*** Block opens ***

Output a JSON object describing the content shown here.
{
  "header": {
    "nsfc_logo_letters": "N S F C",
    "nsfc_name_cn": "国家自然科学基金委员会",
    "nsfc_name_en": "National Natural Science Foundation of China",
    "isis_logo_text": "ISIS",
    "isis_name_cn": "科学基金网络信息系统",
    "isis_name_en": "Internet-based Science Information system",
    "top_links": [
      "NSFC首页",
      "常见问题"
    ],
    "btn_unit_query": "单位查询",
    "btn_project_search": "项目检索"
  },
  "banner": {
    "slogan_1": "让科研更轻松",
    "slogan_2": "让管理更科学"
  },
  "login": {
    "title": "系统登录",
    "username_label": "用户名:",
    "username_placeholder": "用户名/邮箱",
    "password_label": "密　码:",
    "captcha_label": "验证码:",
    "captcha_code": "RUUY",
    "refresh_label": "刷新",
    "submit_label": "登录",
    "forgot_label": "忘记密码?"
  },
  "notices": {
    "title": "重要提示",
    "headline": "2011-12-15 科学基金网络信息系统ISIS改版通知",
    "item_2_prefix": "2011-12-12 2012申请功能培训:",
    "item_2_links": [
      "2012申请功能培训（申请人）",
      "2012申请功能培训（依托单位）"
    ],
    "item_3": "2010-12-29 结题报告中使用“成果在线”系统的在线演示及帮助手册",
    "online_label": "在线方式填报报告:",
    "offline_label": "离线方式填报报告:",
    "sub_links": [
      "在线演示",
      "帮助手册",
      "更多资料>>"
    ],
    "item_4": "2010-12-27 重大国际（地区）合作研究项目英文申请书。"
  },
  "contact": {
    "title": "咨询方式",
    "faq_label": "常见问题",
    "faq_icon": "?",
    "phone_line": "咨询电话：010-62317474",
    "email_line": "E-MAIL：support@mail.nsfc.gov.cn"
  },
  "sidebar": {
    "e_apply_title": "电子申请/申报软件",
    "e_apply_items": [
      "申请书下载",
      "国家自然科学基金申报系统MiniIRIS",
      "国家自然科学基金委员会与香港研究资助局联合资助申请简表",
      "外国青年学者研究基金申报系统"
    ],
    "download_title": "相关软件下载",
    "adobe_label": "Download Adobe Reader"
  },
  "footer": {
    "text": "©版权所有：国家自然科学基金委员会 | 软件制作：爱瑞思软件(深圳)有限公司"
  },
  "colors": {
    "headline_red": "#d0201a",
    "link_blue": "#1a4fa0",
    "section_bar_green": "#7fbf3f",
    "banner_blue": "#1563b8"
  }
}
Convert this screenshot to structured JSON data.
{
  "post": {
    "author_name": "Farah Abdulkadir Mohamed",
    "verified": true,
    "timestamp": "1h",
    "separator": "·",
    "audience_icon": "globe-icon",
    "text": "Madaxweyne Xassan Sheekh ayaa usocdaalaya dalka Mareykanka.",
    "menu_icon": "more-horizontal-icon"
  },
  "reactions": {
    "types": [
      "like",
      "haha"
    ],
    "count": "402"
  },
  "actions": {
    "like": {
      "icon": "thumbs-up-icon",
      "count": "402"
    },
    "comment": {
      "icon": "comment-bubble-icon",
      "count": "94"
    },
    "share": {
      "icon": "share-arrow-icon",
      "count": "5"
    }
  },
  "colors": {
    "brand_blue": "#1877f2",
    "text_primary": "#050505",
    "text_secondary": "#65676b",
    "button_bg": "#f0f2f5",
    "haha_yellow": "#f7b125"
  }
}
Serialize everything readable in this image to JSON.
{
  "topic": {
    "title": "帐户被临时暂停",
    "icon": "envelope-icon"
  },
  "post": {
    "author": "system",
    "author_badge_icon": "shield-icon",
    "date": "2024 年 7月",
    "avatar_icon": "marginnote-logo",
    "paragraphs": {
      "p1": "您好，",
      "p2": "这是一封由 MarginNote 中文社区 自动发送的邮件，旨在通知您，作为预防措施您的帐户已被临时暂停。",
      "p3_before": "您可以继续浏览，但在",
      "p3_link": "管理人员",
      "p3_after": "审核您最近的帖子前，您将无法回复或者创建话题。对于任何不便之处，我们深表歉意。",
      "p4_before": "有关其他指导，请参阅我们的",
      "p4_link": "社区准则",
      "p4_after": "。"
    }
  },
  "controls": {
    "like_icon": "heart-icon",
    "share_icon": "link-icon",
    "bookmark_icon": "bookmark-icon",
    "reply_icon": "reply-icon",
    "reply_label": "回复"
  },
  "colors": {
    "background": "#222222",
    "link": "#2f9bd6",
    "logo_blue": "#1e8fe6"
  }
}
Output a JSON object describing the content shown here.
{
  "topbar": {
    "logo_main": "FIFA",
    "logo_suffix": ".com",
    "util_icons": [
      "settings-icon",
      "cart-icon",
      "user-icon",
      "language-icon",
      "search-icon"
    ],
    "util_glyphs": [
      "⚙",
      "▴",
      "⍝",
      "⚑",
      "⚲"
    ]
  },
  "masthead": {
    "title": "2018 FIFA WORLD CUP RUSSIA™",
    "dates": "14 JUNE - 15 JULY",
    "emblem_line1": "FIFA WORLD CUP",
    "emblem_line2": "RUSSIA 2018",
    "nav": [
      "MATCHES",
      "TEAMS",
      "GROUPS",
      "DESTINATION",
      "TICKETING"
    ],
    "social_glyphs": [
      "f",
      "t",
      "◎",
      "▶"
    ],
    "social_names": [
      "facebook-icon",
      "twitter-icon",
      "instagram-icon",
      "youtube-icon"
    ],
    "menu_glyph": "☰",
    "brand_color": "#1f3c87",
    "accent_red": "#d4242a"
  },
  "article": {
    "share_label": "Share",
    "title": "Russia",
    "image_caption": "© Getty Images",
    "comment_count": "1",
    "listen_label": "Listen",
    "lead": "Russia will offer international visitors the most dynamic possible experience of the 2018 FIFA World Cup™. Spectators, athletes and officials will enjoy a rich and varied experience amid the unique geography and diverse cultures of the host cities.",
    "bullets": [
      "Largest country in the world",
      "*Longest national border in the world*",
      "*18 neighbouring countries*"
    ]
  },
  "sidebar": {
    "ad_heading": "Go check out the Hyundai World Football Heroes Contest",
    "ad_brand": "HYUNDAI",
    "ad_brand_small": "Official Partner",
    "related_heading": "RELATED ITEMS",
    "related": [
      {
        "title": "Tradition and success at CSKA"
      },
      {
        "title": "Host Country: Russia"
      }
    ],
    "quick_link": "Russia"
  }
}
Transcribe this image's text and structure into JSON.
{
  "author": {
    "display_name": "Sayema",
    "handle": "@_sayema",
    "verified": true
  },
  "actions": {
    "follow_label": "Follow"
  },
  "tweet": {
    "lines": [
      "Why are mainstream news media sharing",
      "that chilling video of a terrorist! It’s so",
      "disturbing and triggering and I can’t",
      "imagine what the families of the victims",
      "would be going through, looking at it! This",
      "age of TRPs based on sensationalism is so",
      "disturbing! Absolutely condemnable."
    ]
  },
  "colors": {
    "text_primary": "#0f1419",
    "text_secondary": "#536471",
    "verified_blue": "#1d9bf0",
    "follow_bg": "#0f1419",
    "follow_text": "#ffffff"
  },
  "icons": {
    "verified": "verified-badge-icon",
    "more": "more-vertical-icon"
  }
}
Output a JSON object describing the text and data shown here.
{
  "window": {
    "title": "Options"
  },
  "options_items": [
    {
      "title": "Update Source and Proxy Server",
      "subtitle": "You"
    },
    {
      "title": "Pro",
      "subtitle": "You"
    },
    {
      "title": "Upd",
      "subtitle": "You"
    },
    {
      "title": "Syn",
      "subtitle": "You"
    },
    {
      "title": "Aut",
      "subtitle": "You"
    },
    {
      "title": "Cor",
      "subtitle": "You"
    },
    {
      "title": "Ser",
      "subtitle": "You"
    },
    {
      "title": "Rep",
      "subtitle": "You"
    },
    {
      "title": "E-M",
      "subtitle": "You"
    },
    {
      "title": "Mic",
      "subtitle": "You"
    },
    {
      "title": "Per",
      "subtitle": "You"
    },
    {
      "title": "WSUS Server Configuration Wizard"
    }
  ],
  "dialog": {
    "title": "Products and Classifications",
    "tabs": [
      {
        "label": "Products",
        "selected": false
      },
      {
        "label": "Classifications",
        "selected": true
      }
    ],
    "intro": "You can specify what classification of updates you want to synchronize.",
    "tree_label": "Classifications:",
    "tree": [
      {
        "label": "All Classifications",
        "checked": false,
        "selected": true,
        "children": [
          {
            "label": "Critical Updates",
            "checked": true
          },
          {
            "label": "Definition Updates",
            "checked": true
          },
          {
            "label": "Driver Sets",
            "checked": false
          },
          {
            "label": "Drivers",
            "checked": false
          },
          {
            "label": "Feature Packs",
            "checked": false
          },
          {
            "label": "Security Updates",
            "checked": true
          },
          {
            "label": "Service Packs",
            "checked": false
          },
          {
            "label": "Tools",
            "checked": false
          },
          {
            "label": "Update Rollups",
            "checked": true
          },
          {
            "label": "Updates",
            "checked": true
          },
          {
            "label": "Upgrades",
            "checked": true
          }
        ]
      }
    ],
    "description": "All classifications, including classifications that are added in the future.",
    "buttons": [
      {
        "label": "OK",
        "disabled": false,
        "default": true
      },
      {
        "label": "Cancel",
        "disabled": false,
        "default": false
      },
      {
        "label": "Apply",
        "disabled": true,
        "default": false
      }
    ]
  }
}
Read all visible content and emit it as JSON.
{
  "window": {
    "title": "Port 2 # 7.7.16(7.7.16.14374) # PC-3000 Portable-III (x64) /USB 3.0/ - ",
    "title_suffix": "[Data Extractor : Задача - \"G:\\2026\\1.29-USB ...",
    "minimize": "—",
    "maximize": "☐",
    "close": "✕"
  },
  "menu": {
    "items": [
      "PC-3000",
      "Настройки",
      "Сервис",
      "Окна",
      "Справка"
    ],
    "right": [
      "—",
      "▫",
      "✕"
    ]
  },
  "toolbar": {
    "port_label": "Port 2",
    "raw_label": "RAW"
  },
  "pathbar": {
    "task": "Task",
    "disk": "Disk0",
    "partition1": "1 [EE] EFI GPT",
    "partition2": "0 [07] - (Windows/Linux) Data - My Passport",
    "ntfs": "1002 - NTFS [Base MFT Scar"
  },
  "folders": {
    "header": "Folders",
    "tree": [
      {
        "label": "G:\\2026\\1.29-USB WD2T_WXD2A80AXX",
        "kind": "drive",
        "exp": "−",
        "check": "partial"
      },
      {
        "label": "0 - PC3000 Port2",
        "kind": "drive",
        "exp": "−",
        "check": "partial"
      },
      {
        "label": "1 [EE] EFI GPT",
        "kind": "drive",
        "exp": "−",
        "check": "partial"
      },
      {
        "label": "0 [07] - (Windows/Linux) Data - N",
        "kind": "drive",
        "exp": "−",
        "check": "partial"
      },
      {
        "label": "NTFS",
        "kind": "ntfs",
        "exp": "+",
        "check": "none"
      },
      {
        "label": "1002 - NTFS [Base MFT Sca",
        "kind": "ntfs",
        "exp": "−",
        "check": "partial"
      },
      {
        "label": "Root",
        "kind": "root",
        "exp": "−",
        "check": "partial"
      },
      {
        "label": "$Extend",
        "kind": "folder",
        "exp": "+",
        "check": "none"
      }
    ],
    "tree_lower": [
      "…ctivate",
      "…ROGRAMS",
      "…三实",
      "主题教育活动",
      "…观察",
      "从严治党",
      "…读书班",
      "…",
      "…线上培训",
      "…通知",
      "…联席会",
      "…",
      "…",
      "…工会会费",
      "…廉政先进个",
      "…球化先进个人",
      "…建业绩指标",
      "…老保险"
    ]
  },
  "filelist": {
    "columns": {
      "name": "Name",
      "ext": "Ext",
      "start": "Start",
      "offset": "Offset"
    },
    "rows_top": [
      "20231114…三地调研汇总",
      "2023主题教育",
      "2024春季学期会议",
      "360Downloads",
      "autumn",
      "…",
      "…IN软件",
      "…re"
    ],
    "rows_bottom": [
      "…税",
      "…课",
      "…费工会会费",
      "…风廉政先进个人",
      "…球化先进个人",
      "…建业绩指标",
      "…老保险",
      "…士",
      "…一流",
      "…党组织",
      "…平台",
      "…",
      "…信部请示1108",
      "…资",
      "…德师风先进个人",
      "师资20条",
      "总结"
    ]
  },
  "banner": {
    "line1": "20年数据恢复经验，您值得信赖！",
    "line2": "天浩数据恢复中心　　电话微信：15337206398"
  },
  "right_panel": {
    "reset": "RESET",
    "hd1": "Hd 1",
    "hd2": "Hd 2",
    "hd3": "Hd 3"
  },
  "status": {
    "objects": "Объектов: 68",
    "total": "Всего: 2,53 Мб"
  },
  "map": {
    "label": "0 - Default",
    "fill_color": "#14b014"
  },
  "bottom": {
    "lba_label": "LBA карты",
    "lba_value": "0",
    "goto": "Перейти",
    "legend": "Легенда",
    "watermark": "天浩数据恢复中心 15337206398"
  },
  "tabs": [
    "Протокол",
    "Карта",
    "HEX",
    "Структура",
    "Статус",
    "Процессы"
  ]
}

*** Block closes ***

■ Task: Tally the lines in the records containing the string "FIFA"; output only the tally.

■ Answer to the exercise: 4